─── Source material

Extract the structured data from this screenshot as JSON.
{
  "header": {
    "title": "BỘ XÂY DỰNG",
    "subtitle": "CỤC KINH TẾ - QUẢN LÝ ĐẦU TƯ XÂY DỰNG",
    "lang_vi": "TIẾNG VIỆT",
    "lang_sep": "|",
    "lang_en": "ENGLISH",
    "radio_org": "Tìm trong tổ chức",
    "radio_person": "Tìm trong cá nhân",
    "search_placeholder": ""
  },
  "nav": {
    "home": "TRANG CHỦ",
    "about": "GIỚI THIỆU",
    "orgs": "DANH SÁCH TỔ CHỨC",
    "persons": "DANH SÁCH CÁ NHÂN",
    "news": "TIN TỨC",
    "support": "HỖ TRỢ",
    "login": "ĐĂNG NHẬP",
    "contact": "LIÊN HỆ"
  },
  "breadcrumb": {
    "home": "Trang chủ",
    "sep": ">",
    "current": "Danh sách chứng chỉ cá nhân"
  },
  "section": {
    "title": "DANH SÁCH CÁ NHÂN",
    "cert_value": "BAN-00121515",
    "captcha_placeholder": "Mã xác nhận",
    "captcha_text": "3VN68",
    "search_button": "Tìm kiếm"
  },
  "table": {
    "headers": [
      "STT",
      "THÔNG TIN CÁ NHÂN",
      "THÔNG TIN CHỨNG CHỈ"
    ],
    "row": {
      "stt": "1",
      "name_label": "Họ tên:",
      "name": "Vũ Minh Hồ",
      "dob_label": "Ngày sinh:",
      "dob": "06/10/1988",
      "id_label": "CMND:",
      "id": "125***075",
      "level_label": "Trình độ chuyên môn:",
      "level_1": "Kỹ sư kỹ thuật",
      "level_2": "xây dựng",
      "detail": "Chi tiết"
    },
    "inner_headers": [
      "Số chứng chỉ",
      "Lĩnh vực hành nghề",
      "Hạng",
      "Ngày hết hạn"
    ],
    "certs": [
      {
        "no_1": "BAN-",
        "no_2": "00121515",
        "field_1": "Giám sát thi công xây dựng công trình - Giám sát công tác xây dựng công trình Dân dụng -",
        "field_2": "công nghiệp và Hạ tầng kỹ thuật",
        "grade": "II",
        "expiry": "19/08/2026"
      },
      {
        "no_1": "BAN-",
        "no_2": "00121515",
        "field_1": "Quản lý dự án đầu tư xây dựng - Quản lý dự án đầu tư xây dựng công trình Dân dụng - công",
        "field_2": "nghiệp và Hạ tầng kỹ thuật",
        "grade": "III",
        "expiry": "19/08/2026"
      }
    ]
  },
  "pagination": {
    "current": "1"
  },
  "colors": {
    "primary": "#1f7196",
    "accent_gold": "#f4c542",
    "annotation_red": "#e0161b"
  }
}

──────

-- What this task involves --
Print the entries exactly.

-- Written solution --
Extract the structured data from this screenshot as JSON.
{
  "header": {
    "title": "BỘ XÂY DỰNG",
    "subtitle": "CỤC KINH TẾ - QUẢN LÝ ĐẦU TƯ XÂY DỰNG",
    "lang_vi": "TIẾNG VIỆT",
    "lang_sep": "|",
    "lang_en": "ENGLISH",
    "radio_org": "Tìm trong tổ chức",
    "radio_person": "Tìm trong cá nhân",
    "search_placeholder": ""
  },
  "nav": {
    "home": "TRANG CHỦ",
    "about": "GIỚI THIỆU",
    "orgs": "DANH SÁCH TỔ CHỨC",
    "persons": "DANH SÁCH CÁ NHÂN",
    "news": "TIN TỨC",
    "support": "HỖ TRỢ",
    "login": "ĐĂNG NHẬP",
    "contact": "LIÊN HỆ"
  },
  "breadcrumb": {
    "home": "Trang chủ",
    "sep": ">",
    "current": "Danh sách chứng chỉ cá nhân"
  },
  "section": {
    "title": "DANH SÁCH CÁ NHÂN",
    "cert_value": "BAN-00121515",
    "captcha_placeholder": "Mã xác nhận",
    "captcha_text": "3VN68",
    "search_button": "Tìm kiếm"
  },
  "table": {
    "headers": [
      "STT",
      "THÔNG TIN CÁ NHÂN",
      "THÔNG TIN CHỨNG CHỈ"
    ],
    "row": {
      "stt": "1",
      "name_label": "Họ tên:",
      "name": "Vũ Minh Hồ",
      "dob_label": "Ngày sinh:",
      "dob": "06/10/1988",
      "id_label": "CMND:",
      "id": "125***075",
      "level_label": "Trình độ chuyên môn:",
      "level_1": "Kỹ sư kỹ thuật",
      "level_2": "xây dựng",
      "detail": "Chi tiết"
    },
    "inner_headers": [
      "Số chứng chỉ",
      "Lĩnh vực hành nghề",
      "Hạng",
      "Ngày hết hạn"
    ],
    "certs": [
      {
        "no_1": "BAN-",
        "no_2": "00121515",
        "field_1": "Giám sát thi công xây dựng công trình - Giám sát công tác xây dựng công trình Dân dụng -",
        "field_2": "công nghiệp và Hạ tầng kỹ thuật",
        "grade": "II",
        "expiry": "19/08/2026"
      },
      {
        "no_1": "BAN-",
        "no_2": "00121515",
        "field_1": "Quản lý dự án đầu tư xây dựng - Quản lý dự án đầu tư xây dựng công trình Dân dụng - công",
        "field_2": "nghiệp và Hạ tầng kỹ thuật",
        "grade": "III",
        "expiry": "19/08/2026"
      }
    ]
  },
  "pagination": {
    "current": "1"
  },
  "colors": {
    "primary": "#1f7196",
    "accent_gold": "#f4c542",
    "annotation_red": "#e0161b"
  }
}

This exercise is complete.